By Wayne Fortune & Maxim Wilson
Project Undaunted's two new team members; Wayne Fortune and Maxim Wilson, write about their first impressions of the archive collection.
I am Wayne Fortune and I recently started work as an Archives & Collections Assistant, cataloguing Project Undaunted material as part of the LRF Heritage & Education Centre team. My previous job was Archives Assistant in the archives of an academic library, dealing with a large number of varied collections, so the switch to operating with a specialist archive has been an interesting challenge.

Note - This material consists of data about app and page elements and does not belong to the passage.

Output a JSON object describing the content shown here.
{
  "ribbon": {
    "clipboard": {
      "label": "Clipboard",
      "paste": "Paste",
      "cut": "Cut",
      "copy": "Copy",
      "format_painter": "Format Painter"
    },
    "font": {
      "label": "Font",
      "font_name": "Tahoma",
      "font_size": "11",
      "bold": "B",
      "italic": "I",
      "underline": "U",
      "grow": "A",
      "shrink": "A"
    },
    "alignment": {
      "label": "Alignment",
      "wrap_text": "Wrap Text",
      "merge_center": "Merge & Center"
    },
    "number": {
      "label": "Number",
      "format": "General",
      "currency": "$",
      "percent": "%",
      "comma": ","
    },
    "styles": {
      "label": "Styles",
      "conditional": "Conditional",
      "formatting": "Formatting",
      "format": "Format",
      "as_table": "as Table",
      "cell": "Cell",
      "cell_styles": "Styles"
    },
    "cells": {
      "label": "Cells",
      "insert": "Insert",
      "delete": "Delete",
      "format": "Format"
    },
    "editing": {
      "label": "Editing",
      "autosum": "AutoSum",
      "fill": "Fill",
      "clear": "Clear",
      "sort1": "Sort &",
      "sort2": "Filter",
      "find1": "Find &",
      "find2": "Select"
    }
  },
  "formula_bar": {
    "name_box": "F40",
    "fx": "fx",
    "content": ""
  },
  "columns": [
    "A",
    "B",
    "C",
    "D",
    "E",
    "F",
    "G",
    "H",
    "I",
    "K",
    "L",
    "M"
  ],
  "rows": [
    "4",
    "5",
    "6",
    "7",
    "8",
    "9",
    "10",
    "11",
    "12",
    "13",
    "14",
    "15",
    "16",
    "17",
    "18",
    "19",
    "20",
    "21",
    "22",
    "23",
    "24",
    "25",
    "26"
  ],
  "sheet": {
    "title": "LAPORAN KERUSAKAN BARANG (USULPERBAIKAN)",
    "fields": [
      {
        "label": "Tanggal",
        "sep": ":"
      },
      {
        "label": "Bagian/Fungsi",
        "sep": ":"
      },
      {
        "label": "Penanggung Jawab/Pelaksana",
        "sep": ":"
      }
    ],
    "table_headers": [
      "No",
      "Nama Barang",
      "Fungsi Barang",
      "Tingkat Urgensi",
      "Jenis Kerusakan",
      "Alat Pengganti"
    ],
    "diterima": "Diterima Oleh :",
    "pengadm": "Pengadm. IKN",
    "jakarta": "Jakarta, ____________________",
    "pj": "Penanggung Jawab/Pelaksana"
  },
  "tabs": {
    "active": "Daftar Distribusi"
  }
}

I have enjoyed getting to know the material and expanding my hitherto unremarkable knowledge of maritime history.
Thus far my time has been split between cataloguing early 20th Century Wreck Reports at Fenchurch Street and 19th Century survey reports from the Clyde Ports (having previously lived in Glasgow this seemed like an obvious place to start!). The Wreck Reports contain many interesting stories of the demise of ships such as the Marcato, which struck the sunken steamer Maitland (herself sunk due to collisions with Bazalgette and Brockley) and then collided with Corness – effectively a five ship pile-up! The 19th Century survey reports paint a picture of a different era of shipbuilding, and highlight the great variety of woods and different rigs used.
When turning the page in a Wreck Book or opening a new box of survey reports I never know quite what I will find, and I look forward to discovering many more interesting documents and stories over the coming months.
My name is Maxim Wilson and I am an Archives & Collections Assistant for the LRF Heritage and Education Centre. Cataloguing as part of the Project Undaunted team has proven to be an exciting task; and I have enjoyed getting to grips with this unique and expansive archive. My previous work experience in the heritage and museum sector was at a local level; as such it has been a refreshing challenge to deal with a collection of global significance.
Presently my time has been spent examining 20th century Wreck Reports at Fenchurch Street and early 19th century Leith survey reports at Woolwich. It has been especially interesting to note innovations in shipbuilding and chart the changes from wood to iron and steel, and from sail to steam. Cataloguing entries for ports like Leith provides a valuable insight into the developments in maritime engineering but also crucially into how coastal regions contributed to a bustling and vibrant merchant trade. Working through the survey reports I am constantly surprised at what I find - like the ship William & Ann. Built in 1759 she was surveyed at Leith, bound for the icy waters of the Arctic Circle to find her fortune in the whaling industry. The last record of her is in 1857 - just shy of one hundred years of age! Another interesting mystery is the former Royal Naval gun brigantine Fort Augustus. Built in 1804, after active service during the Napoleonic Wars she was sold into private hands and renamed Fort Augustus. Sadly little record was made of naval purchases and many of these former fighting ships were renamed and slipped into anonymity. The task of reinstating the identities of these ships will be challenging and fascinating, but not impossible.
In the short space of time I have worked on the project I have gained valuable knowledge of maritime history and the pivotal role that Lloyd’s Register has played in ensuring safety of life and property at sea. As this vast digitisation project unfolds, I look forward to the next exciting find.